Late last week, after painstakingly recabling and aligning the BMC 2K following its relocation to the MagAO-X instrument, we closed the loop at 3.6kHz with 2040 actuators. See Jared’s video below:
What exactly are we looking at in this video?
On the far left is the image from our pyramid wavefront sensor. It’s tricky to interpret, but the four pupil images are a bit (but not exactly) like a 2-axis knife-edge test, with the key difference that aberrant rays are refracted into the different pupil images rather than simply blocked or passed. Through the magic of linear algebra (and lots of calibration), each frame from the wavefront sensor is converted into a map of voltages to apply to the DM to cancel this wavefront error.
The DM commands can be found along the bottom row of windows in the video. It’s split across multiple channels, but the important one is the image on the far right: each pixel is a command we’re sending to an individual actuator on the DM. With the loop open, we’re just creating simulated atmospheric turbulence. With the loop closed, it’s the same simulated turbulence plus the correction computed from the wavefront sensor.
And, finally, on the upper right is the “science” PSF, doing its thing. (That last image on the desktop—the pixelated one in the top middle—is the command sent to the ALPAO DM, but it’s not doing anything here other than holding a flat shape.)
Before we could close the loop, the 2K had to be aligned, which isn’t a trivial task when you’ve just dropped it into the middle of a rather complicated optical system and expect the beam to be centered on the DM to better than one actuator (which have a pitch of 400 microns). Enter Laird and Alex, experts on all things alignment. To aid in their efforts, we placed a pattern on the DM that could be seen both on the wavefront sensor and by eye in the beam reflected by the DM.
This isn’t the first time we’ve closed the loop on MagAO-X. A month ago, we closed the loop on the low-order ALPAO DM-97 (the woofer). We have video evidence of that too:

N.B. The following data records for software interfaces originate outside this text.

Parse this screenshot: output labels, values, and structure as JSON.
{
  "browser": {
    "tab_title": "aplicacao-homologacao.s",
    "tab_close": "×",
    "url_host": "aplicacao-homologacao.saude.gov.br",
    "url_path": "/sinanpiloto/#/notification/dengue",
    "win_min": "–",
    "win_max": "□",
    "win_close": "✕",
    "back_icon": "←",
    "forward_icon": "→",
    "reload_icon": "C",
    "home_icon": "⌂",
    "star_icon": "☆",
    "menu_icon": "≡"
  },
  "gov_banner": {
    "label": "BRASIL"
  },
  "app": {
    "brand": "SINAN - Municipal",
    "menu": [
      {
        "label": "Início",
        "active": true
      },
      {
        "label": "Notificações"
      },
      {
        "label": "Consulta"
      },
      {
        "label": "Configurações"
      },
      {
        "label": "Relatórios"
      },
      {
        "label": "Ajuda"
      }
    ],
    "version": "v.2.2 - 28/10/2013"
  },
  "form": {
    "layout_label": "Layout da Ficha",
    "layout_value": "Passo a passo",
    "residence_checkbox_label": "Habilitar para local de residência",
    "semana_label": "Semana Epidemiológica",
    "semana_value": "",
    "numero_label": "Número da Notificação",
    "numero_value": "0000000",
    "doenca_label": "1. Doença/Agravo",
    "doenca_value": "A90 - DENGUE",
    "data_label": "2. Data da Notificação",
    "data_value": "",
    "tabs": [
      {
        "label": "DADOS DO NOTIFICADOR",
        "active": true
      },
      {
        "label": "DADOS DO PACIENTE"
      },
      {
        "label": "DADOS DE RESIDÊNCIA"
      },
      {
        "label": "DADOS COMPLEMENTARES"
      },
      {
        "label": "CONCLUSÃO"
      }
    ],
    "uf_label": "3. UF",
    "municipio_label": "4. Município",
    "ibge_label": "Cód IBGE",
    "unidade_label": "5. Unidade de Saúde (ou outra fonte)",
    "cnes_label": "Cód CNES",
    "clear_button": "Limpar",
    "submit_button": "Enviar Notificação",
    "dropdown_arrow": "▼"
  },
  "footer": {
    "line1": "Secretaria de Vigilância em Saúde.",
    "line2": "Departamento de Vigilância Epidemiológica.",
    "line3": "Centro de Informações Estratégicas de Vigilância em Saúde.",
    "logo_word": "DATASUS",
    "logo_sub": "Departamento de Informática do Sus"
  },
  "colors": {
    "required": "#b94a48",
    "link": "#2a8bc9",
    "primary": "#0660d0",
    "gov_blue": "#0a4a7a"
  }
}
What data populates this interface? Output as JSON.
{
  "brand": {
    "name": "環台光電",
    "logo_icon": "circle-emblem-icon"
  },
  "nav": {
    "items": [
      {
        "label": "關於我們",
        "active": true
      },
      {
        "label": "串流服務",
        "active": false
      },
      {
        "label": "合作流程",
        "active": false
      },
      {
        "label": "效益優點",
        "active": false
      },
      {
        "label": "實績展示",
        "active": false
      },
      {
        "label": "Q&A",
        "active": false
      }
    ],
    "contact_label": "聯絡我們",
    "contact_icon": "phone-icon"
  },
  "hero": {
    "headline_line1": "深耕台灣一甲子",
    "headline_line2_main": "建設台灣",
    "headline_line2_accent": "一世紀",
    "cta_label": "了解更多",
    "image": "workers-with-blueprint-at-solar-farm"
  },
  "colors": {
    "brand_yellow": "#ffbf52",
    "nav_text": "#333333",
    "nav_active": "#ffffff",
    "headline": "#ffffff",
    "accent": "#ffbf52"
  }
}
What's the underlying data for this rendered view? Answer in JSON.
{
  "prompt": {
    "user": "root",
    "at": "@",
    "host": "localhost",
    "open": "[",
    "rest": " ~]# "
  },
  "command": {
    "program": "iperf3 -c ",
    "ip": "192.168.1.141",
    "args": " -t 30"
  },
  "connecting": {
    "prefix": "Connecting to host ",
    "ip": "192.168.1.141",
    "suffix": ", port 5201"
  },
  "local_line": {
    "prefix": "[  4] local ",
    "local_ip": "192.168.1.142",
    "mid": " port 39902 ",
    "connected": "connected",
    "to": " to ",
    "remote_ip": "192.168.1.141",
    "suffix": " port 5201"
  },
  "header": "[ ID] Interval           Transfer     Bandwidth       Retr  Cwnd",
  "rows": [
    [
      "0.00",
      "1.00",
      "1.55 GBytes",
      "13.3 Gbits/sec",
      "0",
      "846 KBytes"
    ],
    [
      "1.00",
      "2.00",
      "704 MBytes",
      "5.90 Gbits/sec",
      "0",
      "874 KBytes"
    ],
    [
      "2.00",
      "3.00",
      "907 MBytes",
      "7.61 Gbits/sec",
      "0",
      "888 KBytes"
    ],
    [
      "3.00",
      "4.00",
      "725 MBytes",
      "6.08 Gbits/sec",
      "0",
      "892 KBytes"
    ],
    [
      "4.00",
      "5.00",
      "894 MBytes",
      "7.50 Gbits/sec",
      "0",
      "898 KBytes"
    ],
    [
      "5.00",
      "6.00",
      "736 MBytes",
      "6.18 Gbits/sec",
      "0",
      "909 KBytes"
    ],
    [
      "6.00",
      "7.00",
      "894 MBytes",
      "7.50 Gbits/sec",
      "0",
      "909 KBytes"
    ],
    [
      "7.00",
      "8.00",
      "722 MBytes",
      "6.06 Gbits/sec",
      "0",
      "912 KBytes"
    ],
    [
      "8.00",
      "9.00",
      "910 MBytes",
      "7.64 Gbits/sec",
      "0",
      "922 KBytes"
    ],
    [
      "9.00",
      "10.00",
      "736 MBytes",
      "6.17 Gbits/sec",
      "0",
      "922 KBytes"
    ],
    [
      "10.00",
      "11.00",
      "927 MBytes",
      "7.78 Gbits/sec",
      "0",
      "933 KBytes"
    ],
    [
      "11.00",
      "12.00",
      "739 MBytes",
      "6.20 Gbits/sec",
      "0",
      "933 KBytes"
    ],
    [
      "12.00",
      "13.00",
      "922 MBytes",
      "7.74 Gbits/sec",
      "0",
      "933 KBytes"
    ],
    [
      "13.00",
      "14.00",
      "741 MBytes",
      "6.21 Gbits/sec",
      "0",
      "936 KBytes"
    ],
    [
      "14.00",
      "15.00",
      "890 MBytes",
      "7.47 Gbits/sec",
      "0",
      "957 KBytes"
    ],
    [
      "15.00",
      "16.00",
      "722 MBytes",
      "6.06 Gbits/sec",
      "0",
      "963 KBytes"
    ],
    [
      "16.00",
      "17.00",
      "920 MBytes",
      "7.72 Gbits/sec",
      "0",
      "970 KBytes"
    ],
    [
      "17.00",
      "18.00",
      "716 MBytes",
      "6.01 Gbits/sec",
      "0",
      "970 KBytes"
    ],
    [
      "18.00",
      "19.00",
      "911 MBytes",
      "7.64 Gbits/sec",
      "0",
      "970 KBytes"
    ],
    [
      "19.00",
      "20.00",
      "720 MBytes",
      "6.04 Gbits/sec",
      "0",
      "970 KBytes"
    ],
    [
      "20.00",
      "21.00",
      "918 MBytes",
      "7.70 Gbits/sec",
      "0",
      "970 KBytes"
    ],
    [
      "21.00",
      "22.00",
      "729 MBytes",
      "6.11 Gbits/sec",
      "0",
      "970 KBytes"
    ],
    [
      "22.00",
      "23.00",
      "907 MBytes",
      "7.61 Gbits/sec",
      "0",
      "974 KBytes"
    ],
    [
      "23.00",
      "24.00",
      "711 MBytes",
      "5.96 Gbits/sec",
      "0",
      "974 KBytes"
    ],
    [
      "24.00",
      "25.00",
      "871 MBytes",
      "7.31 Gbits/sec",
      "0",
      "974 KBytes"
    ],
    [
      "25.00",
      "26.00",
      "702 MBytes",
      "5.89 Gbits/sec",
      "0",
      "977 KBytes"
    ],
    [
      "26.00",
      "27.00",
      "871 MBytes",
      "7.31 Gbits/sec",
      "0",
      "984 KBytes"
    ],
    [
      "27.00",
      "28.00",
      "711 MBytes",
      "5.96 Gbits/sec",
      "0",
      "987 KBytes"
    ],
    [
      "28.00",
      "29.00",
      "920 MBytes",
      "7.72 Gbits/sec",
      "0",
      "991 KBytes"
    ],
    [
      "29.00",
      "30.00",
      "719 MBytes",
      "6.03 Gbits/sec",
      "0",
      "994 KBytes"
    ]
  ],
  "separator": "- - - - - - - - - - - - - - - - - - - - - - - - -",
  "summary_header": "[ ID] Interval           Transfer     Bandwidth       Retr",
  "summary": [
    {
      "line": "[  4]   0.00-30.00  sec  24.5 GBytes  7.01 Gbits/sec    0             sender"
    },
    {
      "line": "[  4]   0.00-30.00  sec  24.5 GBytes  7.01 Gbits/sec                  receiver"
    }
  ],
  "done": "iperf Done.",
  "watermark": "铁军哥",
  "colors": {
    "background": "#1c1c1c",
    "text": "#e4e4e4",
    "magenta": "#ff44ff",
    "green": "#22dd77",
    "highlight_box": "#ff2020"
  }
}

And finally, to procrastinate studying for finals a few moments more, here’s my half-micron (peak to valley) entry into the ongoing MagAO-X logo contest, imprinted on the 2K and measured on our Zygo interferometer: